2020 - Overall Economy
The U.S. economy maintained steady growth as 2020 began: initial estimates showed that real GDP grew by 2.3% in 2019, and a stellar labor market and steady consumer spending underpinned solid economic growth prospects. However, January also brought new global headwinds to the U.S. economy, including the global coronavirus outbreak.
As expected, the U.S. economy grew at a moderate pace in 2019, with final Q4 data showing a 2.1% annualized growth rate. As a result, the initial estimate for total 2019 real GDP growth is a healthy 2.3%. However, the composition of Q4 GDP growth was different from expectations, as outlined in the chart below:
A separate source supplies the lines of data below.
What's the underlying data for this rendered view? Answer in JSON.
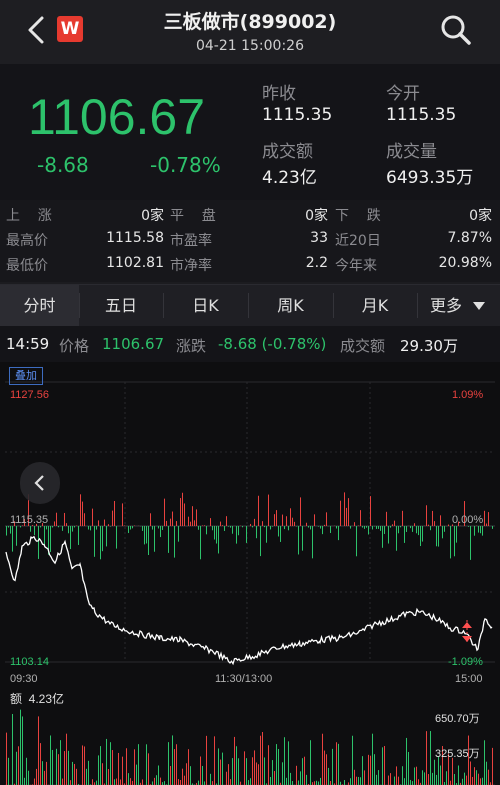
{
  "header": {
    "title": "三板做市(899002)",
    "datetime": "04-21 15:00:26",
    "logo_letter": "W"
  },
  "quote": {
    "price": "1106.67",
    "change": "-8.68",
    "change_pct": "-0.78%",
    "prev_close_label": "昨收",
    "prev_close": "1115.35",
    "open_label": "今开",
    "open": "1115.35",
    "turnover_label": "成交额",
    "turnover": "4.23亿",
    "volume_label": "成交量",
    "volume": "6493.35万"
  },
  "stats": {
    "up_label": "上    涨",
    "up": "0家",
    "flat_label": "平    盘",
    "flat": "0家",
    "down_label": "下    跌",
    "down": "0家",
    "high_label": "最高价",
    "high": "1115.58",
    "pe_label": "市盈率",
    "pe": "33",
    "d20_label": "近20日",
    "d20": "7.87%",
    "low_label": "最低价",
    "low": "1102.81",
    "pb_label": "市净率",
    "pb": "2.2",
    "ytd_label": "今年来",
    "ytd": "20.98%"
  },
  "tabs": [
    "分时",
    "五日",
    "日K",
    "周K",
    "月K",
    "更多"
  ],
  "info": {
    "time": "14:59",
    "price_label": "价格",
    "price": "1106.67",
    "chg_label": "涨跌",
    "chg": "-8.68 (-0.78%)",
    "amt_label": "成交额",
    "amt": "29.30万"
  },
  "chart": {
    "overlay_label": "叠加",
    "y_top": "1127.56",
    "y_top_pct": "1.09%",
    "y_mid": "1115.35",
    "y_mid_pct": "0.00%",
    "y_bot": "1103.14",
    "y_bot_pct": "-1.09%",
    "t_start": "09:30",
    "t_mid": "11:30/13:00",
    "t_end": "15:00",
    "vol_label": "额  4.23亿",
    "vol_top": "650.70万",
    "vol_mid": "325.35万"
  },
  "colors": {
    "up": "#e8423f",
    "down": "#2dc26b",
    "line": "#ffffff",
    "accent": "#e63a2f"
  },
  "icons": {
    "back": "back-chevron-icon",
    "search": "search-icon",
    "collapse": "chevron-left-icon",
    "more": "triangle-down-icon"
  }
}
- A temporary collapse in imports (-8.7% q/q, caused by drops in U.S. demand for imported consumer goods and automotive parts) was responsible for over 70% of the increase in real GDP
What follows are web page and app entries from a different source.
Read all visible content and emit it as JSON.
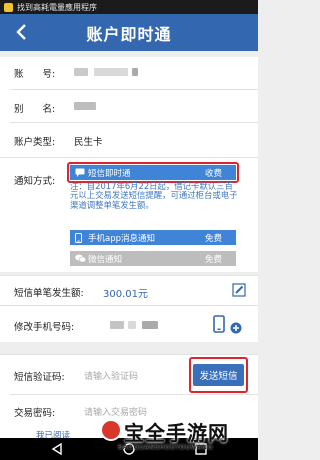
{
  "status_bar": {
    "app_text": "找到高耗電量應用程序"
  },
  "header": {
    "title": "账户即时通"
  },
  "account": {
    "account_label": "账　　号:",
    "name_label": "别　　名:",
    "type_label": "账户类型:",
    "type_value": "民生卡"
  },
  "notify": {
    "label": "通知方式:",
    "options": [
      {
        "name": "短信即时通",
        "price": "收费",
        "selected": true,
        "icon": "message-icon"
      },
      {
        "name": "手机app消息通知",
        "price": "免费",
        "selected": false,
        "icon": "phone-icon"
      },
      {
        "name": "微信通知",
        "price": "免费",
        "selected": false,
        "icon": "wechat-icon"
      }
    ],
    "notice": "注：自2017年6月22日起，借记卡默认三百元以上交易发送短信提醒，可通过柜台或电子渠道调整单笔发生额。"
  },
  "threshold": {
    "label": "短信单笔发生额:",
    "value": "300.01元"
  },
  "phone": {
    "label": "修改手机号码:"
  },
  "sms_code": {
    "label": "短信验证码:",
    "placeholder": "请输入验证码",
    "send_label": "发送短信"
  },
  "trade_password": {
    "label": "交易密码:",
    "placeholder": "请输入交易密码"
  },
  "footer": {
    "link_text": "我已阅读"
  },
  "watermark": {
    "text": "宝全手游网",
    "sub": "BAOQUANSHOUYOUWANG"
  },
  "colors": {
    "brand_blue": "#3367b0",
    "highlight_red": "#e0242f",
    "option_blue": "#3f84d6",
    "option_gray": "#bdbdbd",
    "notice_blue": "#3f78c2"
  }
}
- Business investment was a much larger drag on growth than expected after a sharp drop in December capital goods orders
- Consumers spent less than expected in Q4. Consumer spending only contributed 1.2 percentage points to growth instead of the expected 1.6 percentage points
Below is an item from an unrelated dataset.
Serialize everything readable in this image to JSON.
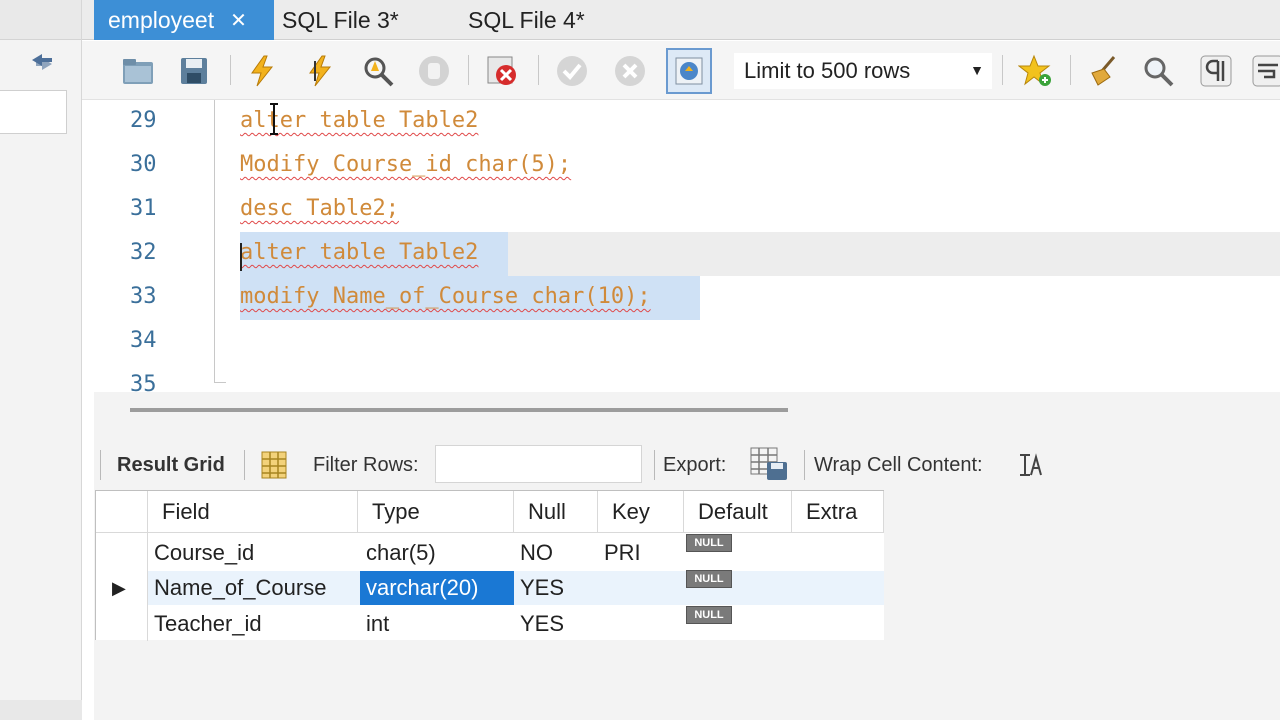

As Q1 2020 economic indicators began to be released, the economy remained strong and poised to absorb potential economic shocks, even from the ongoing coronavirus outbreak. The U.S. labor market was stellar in January, adding 225,000 jobs (9,000 of which were travel jobs) and keeping unemployment under 4%. More importantly, wage growth moved above the 3% mark, meaning that consumers were better prepared to meet an estimated 2.5% y/y increase in prices in January. In addition, the manufacturing sector escaped its slump by meeting new demand orders and consumer confidence remained high to start the year.